Utilizing the same core design as the F101, the F110 engine was created by adding different fan and afterburner packages to tailor engine performance to the desired aircraft application.
In 1984, USAF implemented the Alternative Fighter Engine program in order to increase reliability and performance of their F-15 and F-16 fleets.
The F110 engine has been the engine of choice for the F-16 since there was an engine choice for that aircraft. Conceived as an alternative to the Pratt & Whitney F100, the F110 is designed to provide significantly higher performance, greatly improved reliability, and sharply reduced operation and support costs.
Fully 86 percent of the USAF F-16C/Ds and 75 percent of all front line, combat coded F-16s are powered by the GE F110.
In 2002, the Air Force of the Republic of South Korea selected the F110 engine to power its new twin-engine F-15K fighter aircraft. The F110 engines were assembled through a licensing agreement with Samsung Techwin Co., LTD. Subsequently, Singapore selected F110 power and the Saudi Air Force re-engined 71 F-15S aircraft and purchased 84 new aircraft powered by the F110.
Growth versions of the F110 have been conceptualized up to thrust ratings of 36,000 pounds. The latest F110, the F110-GE-132, continues in service with the UAE Air Force on the Lockheed Martin F-16E/F Block 60.
Available upgrades include a Service Life Extension Program, which reduces unscheduled removals by 50 percent and cost-per-flight-hour by 25 percent, while enabling double time-on-wing. 800 F110 engines have been upgraded reducing maintenance costs by $1 billion.

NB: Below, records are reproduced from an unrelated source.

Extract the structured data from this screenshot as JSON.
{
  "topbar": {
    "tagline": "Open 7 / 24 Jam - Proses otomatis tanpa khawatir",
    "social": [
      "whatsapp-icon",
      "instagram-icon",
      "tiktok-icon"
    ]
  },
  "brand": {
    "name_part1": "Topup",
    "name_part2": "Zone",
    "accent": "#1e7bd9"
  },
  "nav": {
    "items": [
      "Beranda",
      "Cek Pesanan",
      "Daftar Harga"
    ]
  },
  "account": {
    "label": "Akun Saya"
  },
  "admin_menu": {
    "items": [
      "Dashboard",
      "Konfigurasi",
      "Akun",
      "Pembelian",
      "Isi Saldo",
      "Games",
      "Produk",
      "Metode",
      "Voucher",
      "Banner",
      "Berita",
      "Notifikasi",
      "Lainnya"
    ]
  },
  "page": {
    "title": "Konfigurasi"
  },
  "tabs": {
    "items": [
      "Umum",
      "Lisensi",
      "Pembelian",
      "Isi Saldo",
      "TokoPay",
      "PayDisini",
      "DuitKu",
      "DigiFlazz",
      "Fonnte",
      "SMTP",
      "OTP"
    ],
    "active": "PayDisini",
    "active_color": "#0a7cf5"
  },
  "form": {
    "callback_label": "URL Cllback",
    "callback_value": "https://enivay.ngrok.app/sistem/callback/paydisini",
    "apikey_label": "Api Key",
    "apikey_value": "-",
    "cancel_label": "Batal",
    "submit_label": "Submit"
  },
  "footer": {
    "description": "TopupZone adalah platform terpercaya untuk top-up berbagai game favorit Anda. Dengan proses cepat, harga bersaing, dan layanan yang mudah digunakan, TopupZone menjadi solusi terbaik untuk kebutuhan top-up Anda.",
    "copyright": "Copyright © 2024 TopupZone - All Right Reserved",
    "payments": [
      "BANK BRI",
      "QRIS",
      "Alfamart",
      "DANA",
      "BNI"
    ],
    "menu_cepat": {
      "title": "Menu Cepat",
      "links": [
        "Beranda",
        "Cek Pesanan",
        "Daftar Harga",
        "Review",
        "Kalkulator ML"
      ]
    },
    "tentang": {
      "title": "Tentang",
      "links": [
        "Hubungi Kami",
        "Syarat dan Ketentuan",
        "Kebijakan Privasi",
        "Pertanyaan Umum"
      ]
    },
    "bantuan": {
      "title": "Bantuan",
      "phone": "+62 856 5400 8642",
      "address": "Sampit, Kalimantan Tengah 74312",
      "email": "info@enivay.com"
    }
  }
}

The latest hardware configuration currently being shipped enables a 40 percent increase in time between scheduled engine visits to 6,000 cycles, resulting in another significant reduction in maintenance costs. Upgrade kits are available for engines currently in the fleet.